> _Work task_:
Match the string "folder" against each line below, and copy every line that matches.

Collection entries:
☆ ☆ ☆ ☆ ☆

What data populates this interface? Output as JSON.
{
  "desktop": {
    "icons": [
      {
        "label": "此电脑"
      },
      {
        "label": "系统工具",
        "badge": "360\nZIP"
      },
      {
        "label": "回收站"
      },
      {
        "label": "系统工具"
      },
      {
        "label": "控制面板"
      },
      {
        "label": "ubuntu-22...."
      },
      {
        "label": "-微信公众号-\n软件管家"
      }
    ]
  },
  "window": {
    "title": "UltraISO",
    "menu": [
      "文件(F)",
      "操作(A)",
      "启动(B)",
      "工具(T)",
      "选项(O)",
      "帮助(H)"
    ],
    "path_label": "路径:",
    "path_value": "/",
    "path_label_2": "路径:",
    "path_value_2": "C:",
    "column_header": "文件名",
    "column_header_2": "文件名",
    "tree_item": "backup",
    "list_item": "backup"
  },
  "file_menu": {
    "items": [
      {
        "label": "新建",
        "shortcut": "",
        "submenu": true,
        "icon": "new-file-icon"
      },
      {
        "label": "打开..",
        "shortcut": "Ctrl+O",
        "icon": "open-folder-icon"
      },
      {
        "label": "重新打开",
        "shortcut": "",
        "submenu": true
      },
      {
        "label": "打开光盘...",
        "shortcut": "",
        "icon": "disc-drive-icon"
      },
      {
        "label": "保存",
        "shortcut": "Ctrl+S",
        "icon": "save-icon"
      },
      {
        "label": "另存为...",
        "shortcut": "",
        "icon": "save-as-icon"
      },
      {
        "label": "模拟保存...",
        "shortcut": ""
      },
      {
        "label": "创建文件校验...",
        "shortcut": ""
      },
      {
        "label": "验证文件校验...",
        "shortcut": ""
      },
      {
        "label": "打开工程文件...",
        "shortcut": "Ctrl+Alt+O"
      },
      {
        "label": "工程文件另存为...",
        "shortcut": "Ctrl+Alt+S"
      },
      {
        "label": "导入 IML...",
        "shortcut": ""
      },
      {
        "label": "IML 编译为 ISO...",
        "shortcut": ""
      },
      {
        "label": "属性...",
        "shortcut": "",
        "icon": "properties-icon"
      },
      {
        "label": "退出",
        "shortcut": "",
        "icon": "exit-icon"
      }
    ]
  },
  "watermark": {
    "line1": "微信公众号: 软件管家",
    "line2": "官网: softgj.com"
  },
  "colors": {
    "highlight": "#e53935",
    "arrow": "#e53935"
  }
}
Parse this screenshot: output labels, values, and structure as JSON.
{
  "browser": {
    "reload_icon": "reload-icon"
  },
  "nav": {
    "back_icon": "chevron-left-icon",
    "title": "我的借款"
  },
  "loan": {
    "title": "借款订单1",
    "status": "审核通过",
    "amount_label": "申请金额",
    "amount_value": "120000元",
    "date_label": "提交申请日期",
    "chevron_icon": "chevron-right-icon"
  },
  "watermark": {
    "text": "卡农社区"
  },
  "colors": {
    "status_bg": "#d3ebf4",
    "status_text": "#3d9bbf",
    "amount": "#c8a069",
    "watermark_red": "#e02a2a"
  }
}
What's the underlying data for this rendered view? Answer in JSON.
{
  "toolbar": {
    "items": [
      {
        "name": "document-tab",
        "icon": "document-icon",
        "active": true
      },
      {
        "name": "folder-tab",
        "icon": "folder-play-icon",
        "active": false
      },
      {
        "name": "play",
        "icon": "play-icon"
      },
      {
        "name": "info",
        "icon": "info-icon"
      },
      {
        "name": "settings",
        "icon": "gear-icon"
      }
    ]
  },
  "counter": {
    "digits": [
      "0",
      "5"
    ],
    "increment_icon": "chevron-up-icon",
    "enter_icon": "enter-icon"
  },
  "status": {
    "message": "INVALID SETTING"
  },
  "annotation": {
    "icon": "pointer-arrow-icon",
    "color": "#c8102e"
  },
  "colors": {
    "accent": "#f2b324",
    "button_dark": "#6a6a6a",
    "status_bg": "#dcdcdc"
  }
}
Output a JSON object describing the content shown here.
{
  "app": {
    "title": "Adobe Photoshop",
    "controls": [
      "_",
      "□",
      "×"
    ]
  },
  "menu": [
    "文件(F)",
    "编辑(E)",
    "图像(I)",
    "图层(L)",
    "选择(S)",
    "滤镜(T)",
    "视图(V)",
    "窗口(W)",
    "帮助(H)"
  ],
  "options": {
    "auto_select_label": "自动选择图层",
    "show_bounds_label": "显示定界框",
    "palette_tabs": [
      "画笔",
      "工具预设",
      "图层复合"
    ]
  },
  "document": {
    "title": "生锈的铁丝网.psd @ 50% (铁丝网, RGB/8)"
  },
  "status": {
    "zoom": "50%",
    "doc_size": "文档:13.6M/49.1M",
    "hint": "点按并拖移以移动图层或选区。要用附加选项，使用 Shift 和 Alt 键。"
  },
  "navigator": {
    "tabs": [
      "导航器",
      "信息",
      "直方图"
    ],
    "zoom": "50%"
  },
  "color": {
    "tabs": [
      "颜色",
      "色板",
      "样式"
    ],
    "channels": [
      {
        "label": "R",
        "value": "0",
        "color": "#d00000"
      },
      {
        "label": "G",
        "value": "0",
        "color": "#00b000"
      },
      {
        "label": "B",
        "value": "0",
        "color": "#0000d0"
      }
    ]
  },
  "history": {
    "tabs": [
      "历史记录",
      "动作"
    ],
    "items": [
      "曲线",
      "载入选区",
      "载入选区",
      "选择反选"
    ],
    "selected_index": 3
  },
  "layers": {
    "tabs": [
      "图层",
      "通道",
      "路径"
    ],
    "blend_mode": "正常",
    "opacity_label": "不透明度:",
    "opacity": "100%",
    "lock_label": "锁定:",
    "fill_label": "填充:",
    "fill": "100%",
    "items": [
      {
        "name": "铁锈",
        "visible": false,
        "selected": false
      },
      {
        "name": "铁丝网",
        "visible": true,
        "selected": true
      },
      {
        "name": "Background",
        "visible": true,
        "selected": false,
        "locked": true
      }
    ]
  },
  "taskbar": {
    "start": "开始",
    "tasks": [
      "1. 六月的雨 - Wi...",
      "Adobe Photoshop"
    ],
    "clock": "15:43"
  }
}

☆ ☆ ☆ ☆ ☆

> _Solution for this task_:
        "icon": "open-folder-icon"
        "name": "folder-tab",
        "icon": "folder-play-icon",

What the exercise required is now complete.